“The radiation dose received by the operator is highly variable per procedure and depends on experience level, radiation equipment, procedure type, and patient characteristics,” wrote Vlastra et al., in results concurrently published in Circulation: Cardiovascular Interventions. “An increase in number and complexity of procedures in the catheterization laboratory further increases operators’ exposure to scatter radiation.”

The study featured 766 patients undergoing coronary angiography (CAG) or percutaneous coronary interventions (PCI) between January and May 2017. The individuals were randomly assigned to three groups:

  • 255 patients were given a sterile, disposable, lead-free shield, called the “RADPAD.”
  • 256 used a sham protective shield group.
  • 255 did not use any pad.

“This prospective, large-scale, sham-controlled, randomized study shows that the use of a lightweight, disposable, sterile shield attenuates the relative operators’ radiation exposure with 20 percent compared with conventional safety measures in CAG and PCI,” wrote Vlastra et al. “In addition, the use of RADPAD resulted in a 44 percent reduction of relative operator exposure compared with a sham shield in this study.

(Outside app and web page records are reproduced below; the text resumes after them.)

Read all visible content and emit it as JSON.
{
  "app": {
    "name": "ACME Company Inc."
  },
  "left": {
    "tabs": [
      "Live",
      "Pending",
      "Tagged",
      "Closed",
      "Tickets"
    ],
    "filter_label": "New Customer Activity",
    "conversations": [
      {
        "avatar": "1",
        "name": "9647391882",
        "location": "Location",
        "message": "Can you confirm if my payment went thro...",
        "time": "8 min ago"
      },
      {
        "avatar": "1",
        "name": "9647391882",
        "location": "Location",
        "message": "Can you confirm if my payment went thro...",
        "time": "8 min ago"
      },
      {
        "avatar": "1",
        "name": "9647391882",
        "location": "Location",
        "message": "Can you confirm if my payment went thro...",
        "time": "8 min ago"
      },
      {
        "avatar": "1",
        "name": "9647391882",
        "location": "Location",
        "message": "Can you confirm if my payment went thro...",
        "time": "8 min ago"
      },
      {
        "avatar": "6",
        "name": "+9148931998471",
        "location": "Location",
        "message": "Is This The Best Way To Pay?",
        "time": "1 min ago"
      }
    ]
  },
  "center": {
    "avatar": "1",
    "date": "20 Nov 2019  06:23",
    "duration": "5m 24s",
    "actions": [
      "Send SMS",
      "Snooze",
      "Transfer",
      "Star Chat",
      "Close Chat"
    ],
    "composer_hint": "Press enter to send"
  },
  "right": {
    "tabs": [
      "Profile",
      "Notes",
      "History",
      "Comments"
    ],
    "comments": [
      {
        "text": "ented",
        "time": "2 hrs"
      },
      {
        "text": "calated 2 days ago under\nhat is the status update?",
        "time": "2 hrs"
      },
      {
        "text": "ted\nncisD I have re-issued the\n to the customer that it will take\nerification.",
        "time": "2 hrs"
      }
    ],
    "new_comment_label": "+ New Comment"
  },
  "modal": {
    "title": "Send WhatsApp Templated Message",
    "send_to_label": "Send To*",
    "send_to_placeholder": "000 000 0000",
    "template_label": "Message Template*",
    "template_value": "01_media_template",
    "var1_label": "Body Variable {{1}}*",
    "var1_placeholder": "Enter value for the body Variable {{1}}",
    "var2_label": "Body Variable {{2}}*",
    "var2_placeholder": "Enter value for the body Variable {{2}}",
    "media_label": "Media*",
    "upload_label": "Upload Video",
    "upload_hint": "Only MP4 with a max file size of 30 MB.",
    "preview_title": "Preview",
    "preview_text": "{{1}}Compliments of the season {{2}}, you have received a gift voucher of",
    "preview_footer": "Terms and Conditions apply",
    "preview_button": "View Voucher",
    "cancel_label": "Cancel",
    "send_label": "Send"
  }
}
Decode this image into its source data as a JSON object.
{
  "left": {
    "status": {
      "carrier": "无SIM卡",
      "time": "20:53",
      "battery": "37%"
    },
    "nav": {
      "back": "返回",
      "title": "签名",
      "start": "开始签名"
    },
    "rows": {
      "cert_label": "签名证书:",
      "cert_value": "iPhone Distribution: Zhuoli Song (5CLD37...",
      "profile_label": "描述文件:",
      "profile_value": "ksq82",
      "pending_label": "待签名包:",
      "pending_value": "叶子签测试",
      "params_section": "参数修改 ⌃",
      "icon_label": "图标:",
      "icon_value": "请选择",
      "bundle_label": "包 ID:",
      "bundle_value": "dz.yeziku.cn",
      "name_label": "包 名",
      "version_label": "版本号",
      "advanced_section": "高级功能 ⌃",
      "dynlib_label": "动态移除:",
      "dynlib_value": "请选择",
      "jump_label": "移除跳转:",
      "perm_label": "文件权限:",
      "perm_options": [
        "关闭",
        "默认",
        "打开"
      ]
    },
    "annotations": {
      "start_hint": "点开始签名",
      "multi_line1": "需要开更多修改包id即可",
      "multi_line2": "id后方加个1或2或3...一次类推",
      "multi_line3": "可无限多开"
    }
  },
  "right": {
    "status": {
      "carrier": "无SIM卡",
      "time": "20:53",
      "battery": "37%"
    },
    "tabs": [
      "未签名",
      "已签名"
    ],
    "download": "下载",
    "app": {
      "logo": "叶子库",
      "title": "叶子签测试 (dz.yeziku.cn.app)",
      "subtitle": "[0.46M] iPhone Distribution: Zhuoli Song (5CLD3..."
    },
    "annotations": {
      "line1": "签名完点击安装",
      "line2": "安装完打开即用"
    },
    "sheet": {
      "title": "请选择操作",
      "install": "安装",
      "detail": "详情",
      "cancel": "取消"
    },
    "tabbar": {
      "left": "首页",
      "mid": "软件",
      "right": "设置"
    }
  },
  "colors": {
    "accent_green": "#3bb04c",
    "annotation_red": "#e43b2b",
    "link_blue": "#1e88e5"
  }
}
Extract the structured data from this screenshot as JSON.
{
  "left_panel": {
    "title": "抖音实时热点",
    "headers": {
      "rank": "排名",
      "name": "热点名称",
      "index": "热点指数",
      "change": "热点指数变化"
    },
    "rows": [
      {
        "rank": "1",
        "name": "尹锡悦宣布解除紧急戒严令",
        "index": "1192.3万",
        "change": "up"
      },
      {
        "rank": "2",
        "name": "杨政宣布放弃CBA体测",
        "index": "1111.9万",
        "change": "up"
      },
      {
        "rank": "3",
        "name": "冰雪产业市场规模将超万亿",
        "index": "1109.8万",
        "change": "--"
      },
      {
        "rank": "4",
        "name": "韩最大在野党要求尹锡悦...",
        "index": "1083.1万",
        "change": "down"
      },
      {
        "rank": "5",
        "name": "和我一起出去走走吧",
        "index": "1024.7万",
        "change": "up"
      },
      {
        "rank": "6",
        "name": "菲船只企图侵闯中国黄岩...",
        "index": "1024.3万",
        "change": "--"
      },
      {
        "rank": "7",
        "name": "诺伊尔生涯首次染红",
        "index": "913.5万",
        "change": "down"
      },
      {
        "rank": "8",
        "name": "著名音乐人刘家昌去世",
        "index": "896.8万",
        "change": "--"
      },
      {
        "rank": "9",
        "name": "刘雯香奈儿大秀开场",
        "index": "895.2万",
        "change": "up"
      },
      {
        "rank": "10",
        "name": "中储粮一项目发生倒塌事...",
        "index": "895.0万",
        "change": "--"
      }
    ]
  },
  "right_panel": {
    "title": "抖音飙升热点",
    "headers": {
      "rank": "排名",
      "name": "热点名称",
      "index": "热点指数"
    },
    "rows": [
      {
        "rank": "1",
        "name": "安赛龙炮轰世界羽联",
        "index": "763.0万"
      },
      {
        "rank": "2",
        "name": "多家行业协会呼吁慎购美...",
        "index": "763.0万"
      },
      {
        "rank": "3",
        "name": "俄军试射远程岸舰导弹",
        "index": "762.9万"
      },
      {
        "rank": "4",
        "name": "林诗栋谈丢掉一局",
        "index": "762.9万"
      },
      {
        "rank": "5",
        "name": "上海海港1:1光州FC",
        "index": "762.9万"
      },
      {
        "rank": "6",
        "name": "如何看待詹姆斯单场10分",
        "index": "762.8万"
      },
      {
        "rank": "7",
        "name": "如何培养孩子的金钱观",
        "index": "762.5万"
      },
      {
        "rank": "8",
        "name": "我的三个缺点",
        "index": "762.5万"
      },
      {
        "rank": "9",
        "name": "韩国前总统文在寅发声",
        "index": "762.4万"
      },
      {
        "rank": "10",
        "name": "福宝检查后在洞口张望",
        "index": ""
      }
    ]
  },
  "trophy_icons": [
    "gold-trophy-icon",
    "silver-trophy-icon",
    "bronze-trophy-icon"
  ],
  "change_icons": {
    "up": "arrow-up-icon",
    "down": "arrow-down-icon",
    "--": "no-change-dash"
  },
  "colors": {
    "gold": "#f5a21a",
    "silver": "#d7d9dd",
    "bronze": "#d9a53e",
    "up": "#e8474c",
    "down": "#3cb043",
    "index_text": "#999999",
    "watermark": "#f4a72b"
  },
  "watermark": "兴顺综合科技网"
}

This effect is consistent during different types of procedures.”

Additionally, the researchers found radiation exposure for patients with the sham pad was higher than those with no pad.

“It is hypothesized that the presence of a radiation protection shield such as the RADPAD induces a sense of security and may reduce the operator’s tendency to maintain an appropriate distance from the scatter radiation produced by the patient,” the authors wrote. “This false sense of security in the [sham group] might explain why the RADPAD is associated with a two-fold higher relative exposure reduction in the [sham group] compared with the [no pad] group.”

The study received funding from Philips and Worldwide Innovations & Technologies.